WHAT THIS TASK INVOLVES: Report how many lines of the listing include the word "Postgres"; nothing else should be written.

EXTRACTED ENTRIES:
^^^^
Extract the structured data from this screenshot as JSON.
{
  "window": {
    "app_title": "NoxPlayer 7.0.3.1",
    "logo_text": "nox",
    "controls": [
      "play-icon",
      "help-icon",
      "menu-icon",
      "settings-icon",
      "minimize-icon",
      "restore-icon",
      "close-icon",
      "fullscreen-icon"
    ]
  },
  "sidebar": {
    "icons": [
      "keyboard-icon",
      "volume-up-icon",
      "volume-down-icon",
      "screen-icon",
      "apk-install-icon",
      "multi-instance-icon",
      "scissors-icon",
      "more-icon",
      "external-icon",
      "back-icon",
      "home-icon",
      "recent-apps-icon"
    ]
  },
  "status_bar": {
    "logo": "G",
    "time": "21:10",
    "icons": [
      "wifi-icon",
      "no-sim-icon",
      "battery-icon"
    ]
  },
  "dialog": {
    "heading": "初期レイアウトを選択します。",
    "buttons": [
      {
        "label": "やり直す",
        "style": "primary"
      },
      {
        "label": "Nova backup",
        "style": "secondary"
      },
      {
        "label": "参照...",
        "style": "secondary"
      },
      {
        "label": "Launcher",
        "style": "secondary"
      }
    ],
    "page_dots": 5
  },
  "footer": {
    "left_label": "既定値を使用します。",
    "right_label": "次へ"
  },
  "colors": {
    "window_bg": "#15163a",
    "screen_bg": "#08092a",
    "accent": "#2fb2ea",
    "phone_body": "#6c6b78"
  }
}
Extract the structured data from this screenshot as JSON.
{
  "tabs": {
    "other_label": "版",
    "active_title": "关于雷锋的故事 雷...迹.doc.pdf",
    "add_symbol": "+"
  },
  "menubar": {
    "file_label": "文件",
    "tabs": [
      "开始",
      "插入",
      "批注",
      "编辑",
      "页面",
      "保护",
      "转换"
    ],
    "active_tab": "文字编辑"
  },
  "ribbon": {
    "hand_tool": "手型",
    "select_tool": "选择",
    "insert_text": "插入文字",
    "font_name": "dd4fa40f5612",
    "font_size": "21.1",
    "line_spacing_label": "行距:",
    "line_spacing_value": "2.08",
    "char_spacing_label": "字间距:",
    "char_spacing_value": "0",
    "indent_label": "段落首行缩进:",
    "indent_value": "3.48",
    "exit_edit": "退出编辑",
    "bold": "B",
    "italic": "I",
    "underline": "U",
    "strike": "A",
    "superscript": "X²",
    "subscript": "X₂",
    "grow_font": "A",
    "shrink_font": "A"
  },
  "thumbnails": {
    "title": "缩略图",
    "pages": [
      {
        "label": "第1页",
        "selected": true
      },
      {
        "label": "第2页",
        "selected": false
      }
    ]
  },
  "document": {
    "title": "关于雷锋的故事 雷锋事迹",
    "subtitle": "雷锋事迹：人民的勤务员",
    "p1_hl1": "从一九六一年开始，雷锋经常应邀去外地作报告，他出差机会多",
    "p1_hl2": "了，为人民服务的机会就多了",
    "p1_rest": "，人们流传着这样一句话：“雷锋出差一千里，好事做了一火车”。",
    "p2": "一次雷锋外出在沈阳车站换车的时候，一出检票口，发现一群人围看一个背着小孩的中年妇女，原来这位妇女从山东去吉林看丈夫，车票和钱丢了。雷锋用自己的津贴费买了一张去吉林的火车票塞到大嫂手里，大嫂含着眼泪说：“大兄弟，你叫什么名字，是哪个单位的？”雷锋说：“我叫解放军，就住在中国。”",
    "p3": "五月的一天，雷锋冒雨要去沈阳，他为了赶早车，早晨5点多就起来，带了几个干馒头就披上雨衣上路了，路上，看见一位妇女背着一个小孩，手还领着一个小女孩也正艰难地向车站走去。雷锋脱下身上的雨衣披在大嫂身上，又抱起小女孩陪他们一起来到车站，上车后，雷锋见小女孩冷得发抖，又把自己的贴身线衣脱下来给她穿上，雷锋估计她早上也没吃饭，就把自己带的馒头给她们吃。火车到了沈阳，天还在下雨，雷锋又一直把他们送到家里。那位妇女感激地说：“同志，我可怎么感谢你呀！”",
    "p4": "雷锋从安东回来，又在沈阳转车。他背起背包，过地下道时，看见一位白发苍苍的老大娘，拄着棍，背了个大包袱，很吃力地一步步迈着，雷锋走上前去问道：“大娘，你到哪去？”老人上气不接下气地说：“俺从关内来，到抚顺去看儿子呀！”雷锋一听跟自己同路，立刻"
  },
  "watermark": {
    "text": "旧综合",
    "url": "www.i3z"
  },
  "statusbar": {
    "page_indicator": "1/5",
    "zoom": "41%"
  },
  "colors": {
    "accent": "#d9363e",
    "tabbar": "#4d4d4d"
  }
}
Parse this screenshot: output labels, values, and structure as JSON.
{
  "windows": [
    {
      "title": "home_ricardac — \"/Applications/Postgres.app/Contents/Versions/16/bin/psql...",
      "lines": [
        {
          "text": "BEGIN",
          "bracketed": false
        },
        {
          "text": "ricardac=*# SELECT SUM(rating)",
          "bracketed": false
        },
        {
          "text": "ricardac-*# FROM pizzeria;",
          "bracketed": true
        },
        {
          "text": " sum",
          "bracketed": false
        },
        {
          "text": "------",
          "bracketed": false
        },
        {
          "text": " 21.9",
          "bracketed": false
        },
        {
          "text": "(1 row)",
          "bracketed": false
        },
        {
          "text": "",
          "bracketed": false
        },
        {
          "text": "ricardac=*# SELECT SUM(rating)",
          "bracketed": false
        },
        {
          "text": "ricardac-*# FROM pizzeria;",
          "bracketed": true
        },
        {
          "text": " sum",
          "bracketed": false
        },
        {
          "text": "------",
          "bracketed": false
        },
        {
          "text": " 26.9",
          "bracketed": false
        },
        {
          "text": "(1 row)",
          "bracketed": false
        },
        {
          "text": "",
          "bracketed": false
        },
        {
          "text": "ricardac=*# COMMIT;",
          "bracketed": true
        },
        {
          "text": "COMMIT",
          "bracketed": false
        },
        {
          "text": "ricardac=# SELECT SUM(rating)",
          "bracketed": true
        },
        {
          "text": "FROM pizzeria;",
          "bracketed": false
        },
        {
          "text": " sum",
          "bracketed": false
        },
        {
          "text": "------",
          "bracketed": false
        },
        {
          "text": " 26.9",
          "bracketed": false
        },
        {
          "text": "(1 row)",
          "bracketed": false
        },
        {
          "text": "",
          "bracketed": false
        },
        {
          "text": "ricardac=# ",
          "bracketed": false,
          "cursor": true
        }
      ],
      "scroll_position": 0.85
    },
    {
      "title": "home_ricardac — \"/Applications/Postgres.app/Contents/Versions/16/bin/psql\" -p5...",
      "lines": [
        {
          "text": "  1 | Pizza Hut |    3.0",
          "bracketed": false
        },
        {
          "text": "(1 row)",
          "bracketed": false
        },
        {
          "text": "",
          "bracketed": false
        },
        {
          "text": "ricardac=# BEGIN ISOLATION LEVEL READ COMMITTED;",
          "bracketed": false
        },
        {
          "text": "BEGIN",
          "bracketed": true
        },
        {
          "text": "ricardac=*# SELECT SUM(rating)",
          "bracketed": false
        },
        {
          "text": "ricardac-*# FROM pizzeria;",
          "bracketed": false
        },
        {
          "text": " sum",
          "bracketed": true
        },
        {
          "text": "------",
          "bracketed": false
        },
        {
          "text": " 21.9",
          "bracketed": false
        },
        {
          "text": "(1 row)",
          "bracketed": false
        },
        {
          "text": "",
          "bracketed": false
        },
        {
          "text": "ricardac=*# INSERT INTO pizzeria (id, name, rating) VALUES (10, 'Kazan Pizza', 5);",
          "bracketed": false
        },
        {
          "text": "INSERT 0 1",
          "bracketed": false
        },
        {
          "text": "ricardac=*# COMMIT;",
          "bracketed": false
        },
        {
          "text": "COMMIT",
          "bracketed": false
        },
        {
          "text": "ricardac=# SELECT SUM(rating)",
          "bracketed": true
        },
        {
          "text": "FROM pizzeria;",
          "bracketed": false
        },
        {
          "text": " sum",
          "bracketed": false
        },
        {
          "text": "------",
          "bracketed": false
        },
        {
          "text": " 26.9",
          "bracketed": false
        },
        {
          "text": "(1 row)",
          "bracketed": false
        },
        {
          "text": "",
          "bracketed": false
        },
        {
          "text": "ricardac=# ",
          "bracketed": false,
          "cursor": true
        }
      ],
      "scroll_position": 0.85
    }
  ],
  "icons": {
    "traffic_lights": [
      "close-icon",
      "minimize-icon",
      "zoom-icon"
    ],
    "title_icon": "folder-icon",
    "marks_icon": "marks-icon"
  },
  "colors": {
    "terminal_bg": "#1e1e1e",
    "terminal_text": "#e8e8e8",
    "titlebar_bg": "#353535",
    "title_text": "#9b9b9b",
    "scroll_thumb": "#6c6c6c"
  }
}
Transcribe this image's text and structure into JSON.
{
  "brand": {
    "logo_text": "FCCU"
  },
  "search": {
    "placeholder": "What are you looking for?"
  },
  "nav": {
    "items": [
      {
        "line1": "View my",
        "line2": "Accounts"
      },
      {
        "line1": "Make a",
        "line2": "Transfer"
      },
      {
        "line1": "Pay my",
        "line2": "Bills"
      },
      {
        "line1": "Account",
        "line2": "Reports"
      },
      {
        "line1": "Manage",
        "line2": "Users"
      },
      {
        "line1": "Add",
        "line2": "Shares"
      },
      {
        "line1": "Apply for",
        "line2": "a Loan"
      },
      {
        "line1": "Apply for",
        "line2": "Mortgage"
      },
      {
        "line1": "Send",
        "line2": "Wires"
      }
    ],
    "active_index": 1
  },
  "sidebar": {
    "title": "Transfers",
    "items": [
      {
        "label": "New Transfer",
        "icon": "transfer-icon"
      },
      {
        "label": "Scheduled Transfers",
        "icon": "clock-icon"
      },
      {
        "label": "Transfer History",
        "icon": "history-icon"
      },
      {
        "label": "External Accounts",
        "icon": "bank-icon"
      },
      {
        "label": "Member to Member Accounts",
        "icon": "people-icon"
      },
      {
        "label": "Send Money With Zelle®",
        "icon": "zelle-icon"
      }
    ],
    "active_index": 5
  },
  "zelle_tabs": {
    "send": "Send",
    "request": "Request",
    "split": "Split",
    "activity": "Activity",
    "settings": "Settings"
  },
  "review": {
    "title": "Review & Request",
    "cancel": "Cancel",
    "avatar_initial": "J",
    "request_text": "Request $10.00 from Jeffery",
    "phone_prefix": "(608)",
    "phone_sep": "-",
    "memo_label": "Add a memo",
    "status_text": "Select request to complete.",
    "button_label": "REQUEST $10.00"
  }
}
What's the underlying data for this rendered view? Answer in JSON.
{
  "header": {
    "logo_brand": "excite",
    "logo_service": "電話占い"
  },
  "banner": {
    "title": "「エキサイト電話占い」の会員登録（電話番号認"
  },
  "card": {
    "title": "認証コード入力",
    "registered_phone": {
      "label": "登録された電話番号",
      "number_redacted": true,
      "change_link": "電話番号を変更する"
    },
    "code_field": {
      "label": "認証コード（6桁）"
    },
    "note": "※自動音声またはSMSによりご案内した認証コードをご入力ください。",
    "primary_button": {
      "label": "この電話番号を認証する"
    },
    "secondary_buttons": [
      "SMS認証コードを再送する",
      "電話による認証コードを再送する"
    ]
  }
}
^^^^
TASK ANSWER: 2